Director: David Cronenberg
Screenplay: Christopher Hampton, based on the stage play The Talking Cure by Christopher Hampton, and the book A Most Dangerous Method by John Kerr
Starring: Michael Fassbender, Viggo Mortensen, Keira Knightley, Vincent Cassel, Sarah Gadon
Running Time: 94 minutes
Genre: Period drama,
This is another departure from Canadian director David Cronenberg, after moving away from the blood drenched science-fiction/horror movies that made his name (such as Shivers (1974), Videodrome (1982) and The Fly (1986)), to violent crime and gangster movies (such as A History of Violence (2005) and Eastern Promises (2007)), to the restrained genre of the period drama (a genre which he had approached before with M. Butterfly (1992)). Set in the early 1900s, the film opens when Carl Jung (Fassbender) treats a hysterical patient, Sabrina Spielrien (Knightley), using the controversial theories of psychoanalysis devised by Sigmund Freud (Mortensen). The treatment appears to be successful, and Spielrien goes on to train as a psychiatrist herself. Learning of Jung's success, Freud quickly befirends him seeing Jung as a potential disciple. However Jung's interest in spirituality and the paranormal against Freud's stringent pragmatism and rationality, as well as Jung's interest in the beautiful but volatile Spielrien soon threatens their professional and personal lives.

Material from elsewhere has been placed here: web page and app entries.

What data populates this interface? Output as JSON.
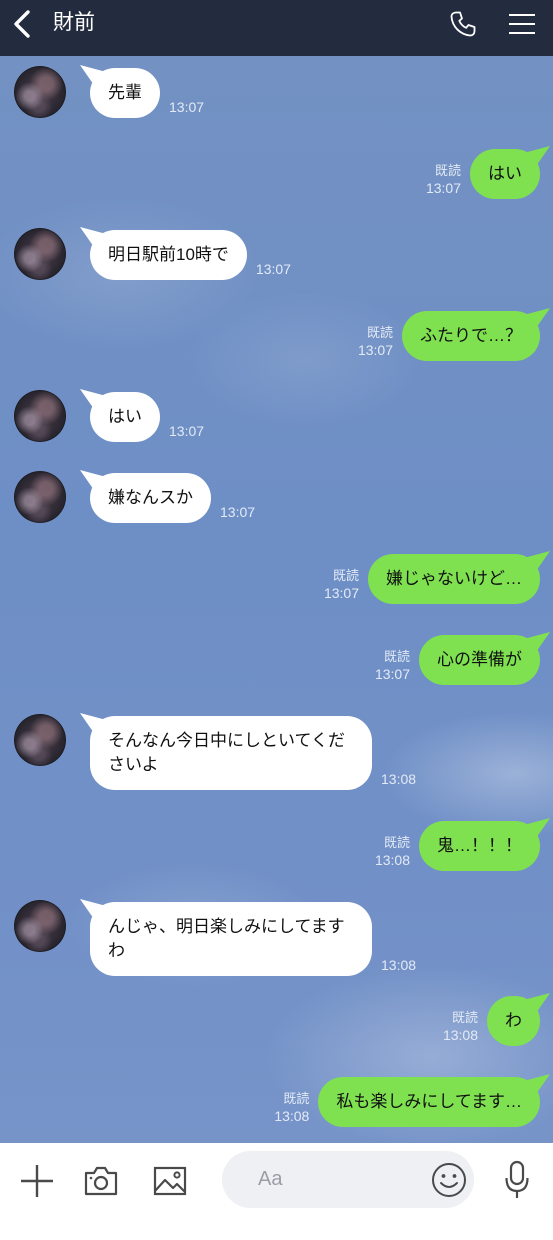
{
  "header": {
    "title": "財前",
    "icons": {
      "back": "chevron-left-icon",
      "call": "phone-icon",
      "menu": "hamburger-menu-icon"
    }
  },
  "messages": [
    {
      "outgoing": false,
      "text": "先輩",
      "time": "13:07"
    },
    {
      "outgoing": true,
      "text": "はい",
      "read": "既読",
      "time": "13:07"
    },
    {
      "outgoing": false,
      "text": "明日駅前10時で",
      "time": "13:07"
    },
    {
      "outgoing": true,
      "text": "ふたりで…？",
      "read": "既読",
      "time": "13:07"
    },
    {
      "outgoing": false,
      "text": "はい",
      "time": "13:07"
    },
    {
      "outgoing": false,
      "text": "嫌なんスか",
      "time": "13:07"
    },
    {
      "outgoing": true,
      "text": "嫌じゃないけど…",
      "read": "既読",
      "time": "13:07"
    },
    {
      "outgoing": true,
      "text": "心の準備が",
      "read": "既読",
      "time": "13:07"
    },
    {
      "outgoing": false,
      "text": "そんなん今日中にしといてくださいよ",
      "time": "13:08"
    },
    {
      "outgoing": true,
      "text": "鬼…！！！",
      "read": "既読",
      "time": "13:08"
    },
    {
      "outgoing": false,
      "text": "んじゃ、明日楽しみにしてますわ",
      "time": "13:08"
    },
    {
      "outgoing": true,
      "text": "わ",
      "read": "既読",
      "time": "13:08"
    },
    {
      "outgoing": true,
      "text": "私も楽しみにしてます…",
      "read": "既読",
      "time": "13:08"
    }
  ],
  "input_bar": {
    "placeholder": "Aa",
    "icons": {
      "attach": "plus-icon",
      "camera": "camera-icon",
      "gallery": "image-icon",
      "emoji": "smile-icon",
      "voice": "microphone-icon"
    }
  },
  "colors": {
    "header_bg": "#232c3f",
    "sent_bubble": "#7fe150",
    "received_bubble": "#ffffff",
    "meta_text": "#e3eaf5",
    "icon": "#4a4a4a"
  }
}
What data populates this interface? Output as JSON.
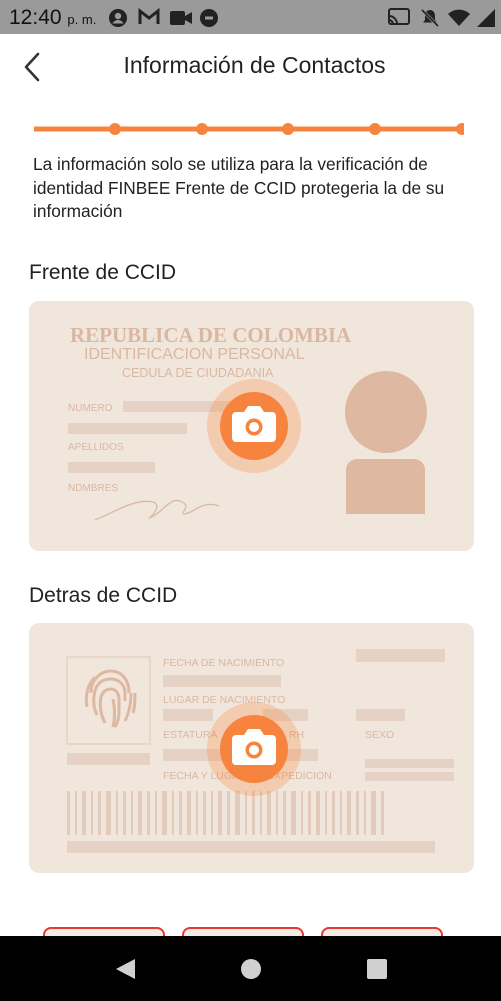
{
  "status_bar": {
    "time": "12:40",
    "ampm": "p. m."
  },
  "header": {
    "title": "Información de Contactos"
  },
  "progress": {
    "steps": 5,
    "completed": 5
  },
  "description": "La información solo se utiliza para la verificación de identidad FINBEE Frente de CCID protegeria la de su información",
  "front": {
    "label": "Frente de CCID",
    "card": {
      "title1": "REPUBLICA DE COLOMBIA",
      "title2": "IDENTIFICACION PERSONAL",
      "title3": "CEDULA DE CIUDADANIA",
      "field_numero": "NUMERO",
      "field_apellidos": "APELLIDOS",
      "field_nombres": "NDMBRES"
    }
  },
  "back": {
    "label": "Detras de CCID",
    "card": {
      "fecha_nacimiento": "FECHA DE NACIMIENTO",
      "lugar_nacimiento": "LUGAR DE NACIMIENTO",
      "estatura": "ESTATURA",
      "rh": "G.S. RH",
      "sexo": "SEXO",
      "fecha_lugar": "FECHA Y LUGAR DE EXPEDICION"
    }
  },
  "colors": {
    "accent": "#f7843e",
    "card_bg": "#f1e6dc",
    "card_ink": "#d9b8a2"
  }
}
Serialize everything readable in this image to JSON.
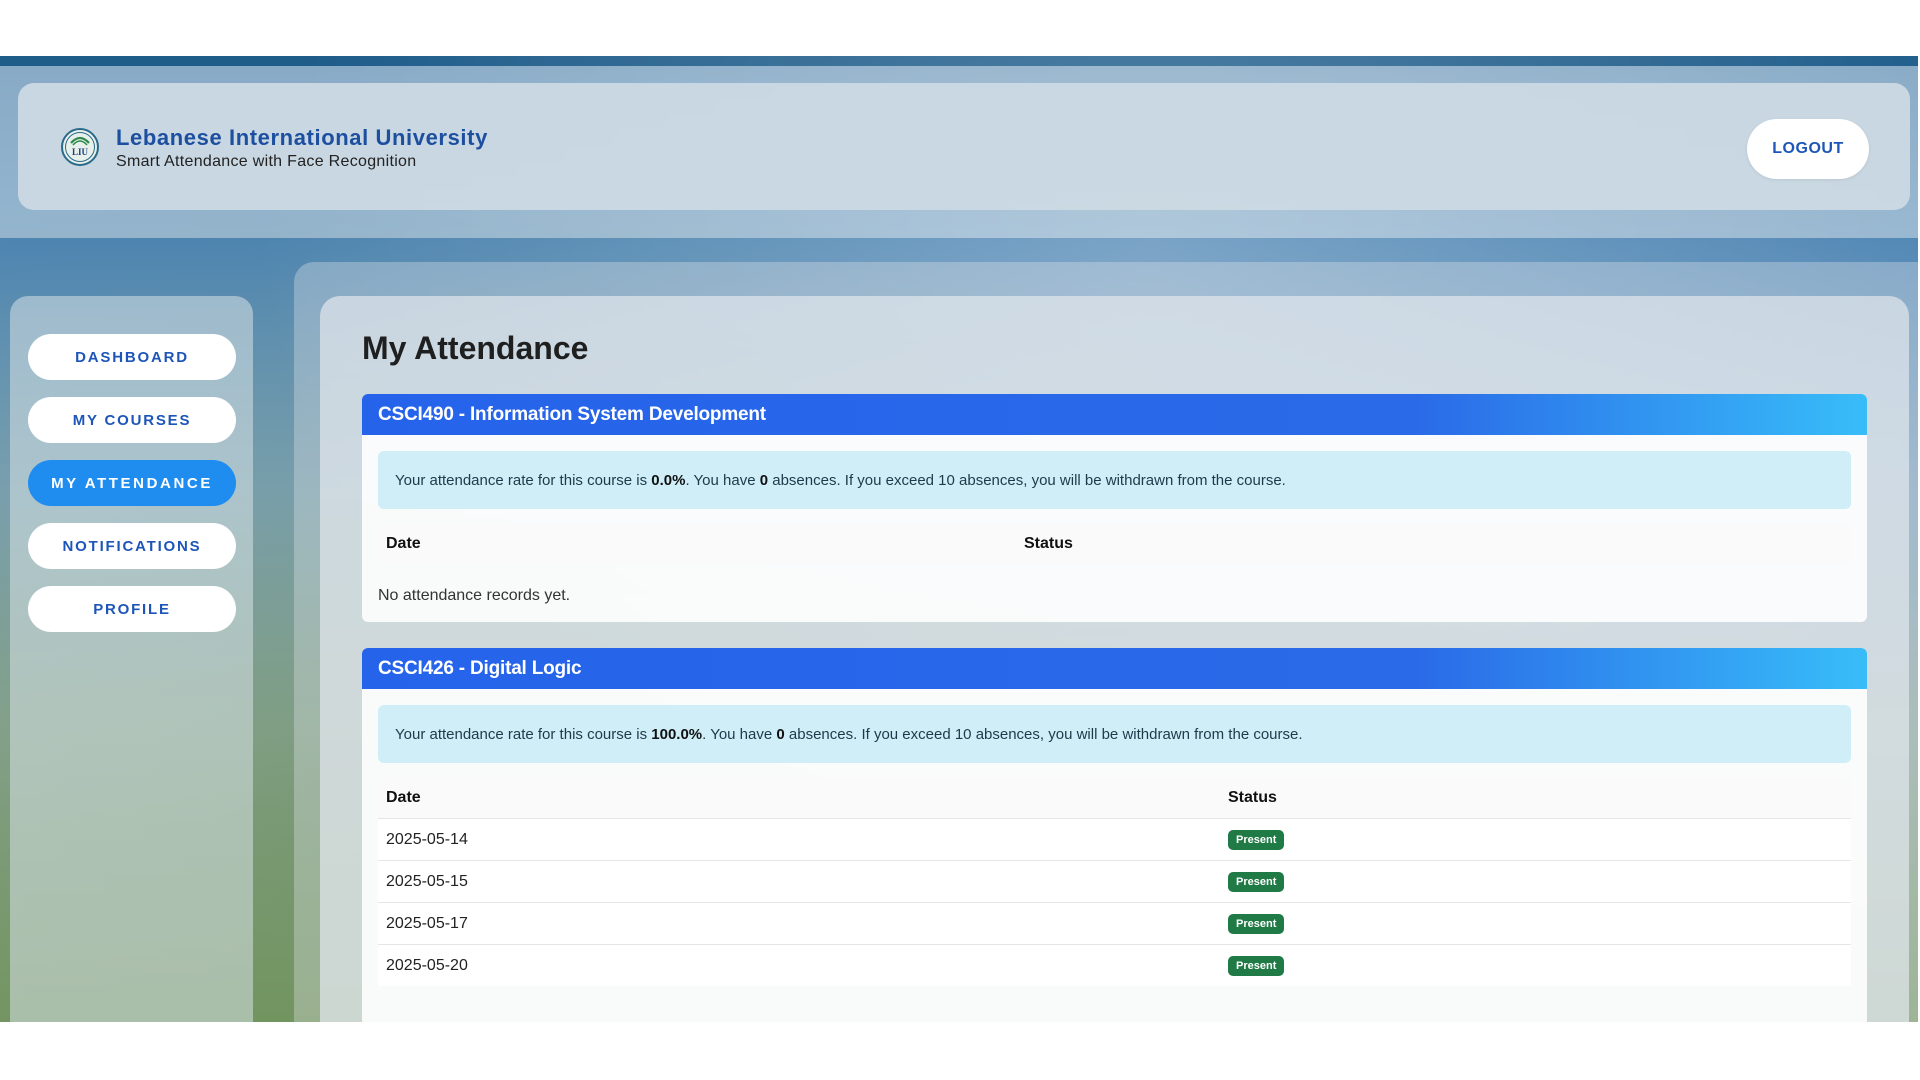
{
  "header": {
    "title": "Lebanese International University",
    "subtitle": "Smart Attendance with Face Recognition",
    "logo_text": "LIU",
    "logout_label": "LOGOUT"
  },
  "sidebar": {
    "items": [
      {
        "label": "DASHBOARD",
        "active": false
      },
      {
        "label": "MY COURSES",
        "active": false
      },
      {
        "label": "MY ATTENDANCE",
        "active": true
      },
      {
        "label": "NOTIFICATIONS",
        "active": false
      },
      {
        "label": "PROFILE",
        "active": false
      }
    ]
  },
  "main": {
    "title": "My Attendance",
    "courses": [
      {
        "header": "CSCI490 - Information System Development",
        "alert": {
          "prefix": "Your attendance rate for this course is ",
          "rate": "0.0%",
          "middle": ". You have ",
          "absences": "0",
          "suffix": " absences. If you exceed 10 absences, you will be withdrawn from the course."
        },
        "columns": [
          "Date",
          "Status"
        ],
        "empty_text": "No attendance records yet.",
        "rows": []
      },
      {
        "header": "CSCI426 - Digital Logic",
        "alert": {
          "prefix": "Your attendance rate for this course is ",
          "rate": "100.0%",
          "middle": ". You have ",
          "absences": "0",
          "suffix": " absences. If you exceed 10 absences, you will be withdrawn from the course."
        },
        "columns": [
          "Date",
          "Status"
        ],
        "rows": [
          {
            "date": "2025-05-14",
            "status": "Present"
          },
          {
            "date": "2025-05-15",
            "status": "Present"
          },
          {
            "date": "2025-05-17",
            "status": "Present"
          },
          {
            "date": "2025-05-20",
            "status": "Present"
          }
        ]
      }
    ]
  },
  "colors": {
    "brand_blue": "#1d56b8",
    "active_nav": "#1f8cf0",
    "card_header_start": "#2563eb",
    "card_header_end": "#38bdf8",
    "alert_bg": "#cfeef8",
    "present_badge": "#1f7a45"
  }
}
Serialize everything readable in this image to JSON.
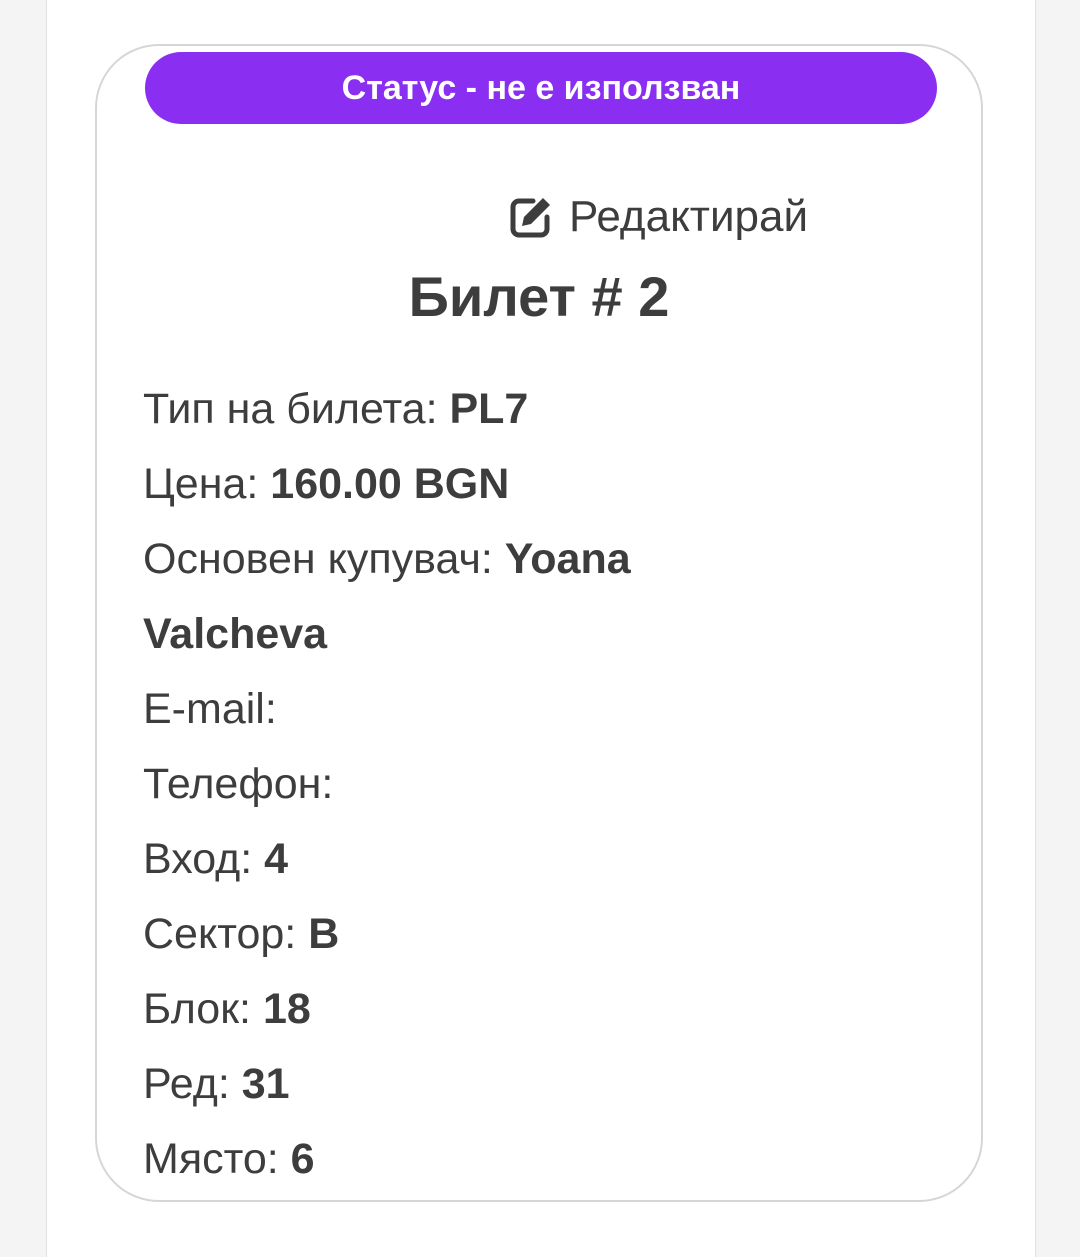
{
  "status": {
    "label": "Статус - не е използван"
  },
  "edit": {
    "label": "Редактирай",
    "icon": "edit-icon"
  },
  "ticket": {
    "title": "Билет # 2"
  },
  "details": {
    "ticket_type": {
      "label": "Тип на билета: ",
      "value": "PL7"
    },
    "price": {
      "label": "Цена: ",
      "value": "160.00 BGN"
    },
    "buyer": {
      "label": "Основен купувач: ",
      "value": "Yoana Valcheva"
    },
    "email": {
      "label": "E-mail: ",
      "value": ""
    },
    "phone": {
      "label": "Телефон: ",
      "value": ""
    },
    "entrance": {
      "label": "Вход: ",
      "value": "4"
    },
    "sector": {
      "label": "Сектор: ",
      "value": "B"
    },
    "block": {
      "label": "Блок: ",
      "value": "18"
    },
    "row": {
      "label": "Ред: ",
      "value": "31"
    },
    "seat": {
      "label": "Място: ",
      "value": "6"
    }
  },
  "colors": {
    "accent": "#8a2ef2",
    "text": "#3d3d3d",
    "card_border": "#d6d6d6"
  }
}
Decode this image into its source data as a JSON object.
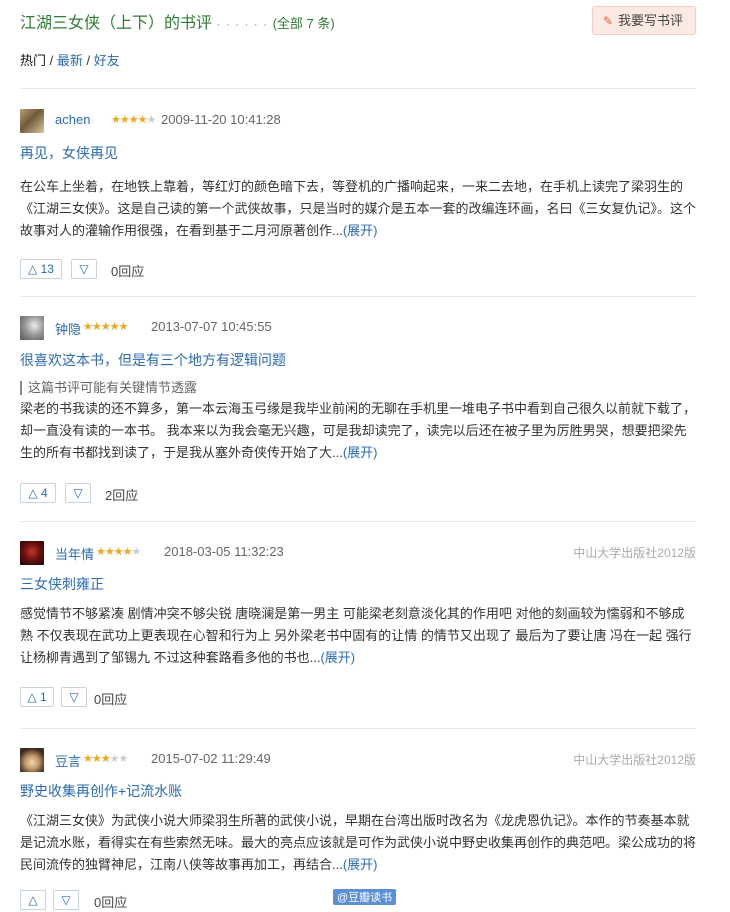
{
  "header": {
    "title": "江湖三女侠（上下）的书评",
    "dots": "· · · · · ·",
    "count": "(全部 7 条)",
    "write_button": "我要写书评",
    "write_icon": "pencil-icon"
  },
  "tabs": {
    "hot": "热门",
    "sep1": " / ",
    "latest": "最新",
    "sep2": " / ",
    "friends": "好友"
  },
  "reviews": [
    {
      "user": "achen",
      "rating": 4,
      "time": "2009-11-20 10:41:28",
      "publisher": "",
      "title": "再见，女侠再见",
      "spoiler": "",
      "body": "在公车上坐着，在地铁上靠着，等红灯的颜色暗下去，等登机的广播响起来，一来二去地，在手机上读完了梁羽生的《江湖三女侠》。这是自己读的第一个武侠故事，只是当时的媒介是五本一套的改编连环画，名曰《三女复仇记》。这个故事对人的灌输作用很强，在看到基于二月河原著创作...",
      "more": "(展开)",
      "up": "13",
      "replies": "0回应"
    },
    {
      "user": "钟隐",
      "rating": 5,
      "time": "2013-07-07 10:45:55",
      "publisher": "",
      "title": "很喜欢这本书，但是有三个地方有逻辑问题",
      "spoiler": "这篇书评可能有关键情节透露",
      "body": "梁老的书我读的还不算多，第一本云海玉弓缘是我毕业前闲的无聊在手机里一堆电子书中看到自己很久以前就下载了，却一直没有读的一本书。 我本来以为我会毫无兴趣，可是我却读完了，读完以后还在被子里为厉胜男哭，想要把梁先生的所有书都找到读了，于是我从塞外奇侠传开始了大...",
      "more": "(展开)",
      "up": "4",
      "replies": "2回应"
    },
    {
      "user": "当年情",
      "rating": 4,
      "time": "2018-03-05 11:32:23",
      "publisher": "中山大学出版社2012版",
      "title": "三女侠刺雍正",
      "spoiler": "",
      "body": "感觉情节不够紧凑 剧情冲突不够尖锐 唐晓澜是第一男主 可能梁老刻意淡化其的作用吧 对他的刻画较为懦弱和不够成熟 不仅表现在武功上更表现在心智和行为上 另外梁老书中固有的让情 的情节又出现了 最后为了要让唐 冯在一起 强行让杨柳青遇到了邹锡九 不过这种套路看多他的书也...",
      "more": "(展开)",
      "up": "1",
      "replies": "0回应"
    },
    {
      "user": "豆言",
      "rating": 3,
      "time": "2015-07-02 11:29:49",
      "publisher": "中山大学出版社2012版",
      "title": "野史收集再创作+记流水账",
      "spoiler": "",
      "body": "《江湖三女侠》为武侠小说大师梁羽生所著的武侠小说，早期在台湾出版时改名为《龙虎恩仇记》。本作的节奏基本就是记流水账，看得实在有些索然无味。最大的亮点应该就是可作为武侠小说中野史收集再创作的典范吧。梁公成功的将民间流传的独臂神尼，江南八侠等故事再加工，再结合...",
      "more": "(展开)",
      "up": "",
      "replies": "0回应"
    }
  ],
  "watermark": "@豆瓣读书"
}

This elegant film is artfully directed by Cronenberg who photographs his characters in long, lingering shots, alsmost as if they are the subjects of his scientific study. At first glance there is very little typically "Cronenbergian" about the film, no killer parasites, or exploding heads, no killer TV networks, or mutant insect creatures, or even people getting their kicks from car wrecks. However, the ambivalent depiction of sex and sexuality as forces both essential and dangerous is very Cronenberg. The film is slow and deliberately paced. The cast are excellent, especially Keira Knightley who provides an astonishing depiction of a hysterical attack at the beginning of the film. Vincent Cassel also gives a striking performance in a small role as an "unconventional" psychiatrist who advocates the therapeautic value of sleeping with the female patients. The script is intelligent but also accessible to those viewers unfamiliar with Jung and Freud and their theories, and the period design is immaculate.
The film might be a little too slow-moving for some and it certainly demands a lot of attention from the viewer. Also it might alienate fans of Cronenberg's more traditional movies. In a way it is a pity that he seems to have abandoned his horror/science-fiction subjects, but every artist needs to progress and develop, and Cronenberg is one of the most consistently interesting directors working. In the end this film is worth checking out for anyone interested in a little more intellectual drama.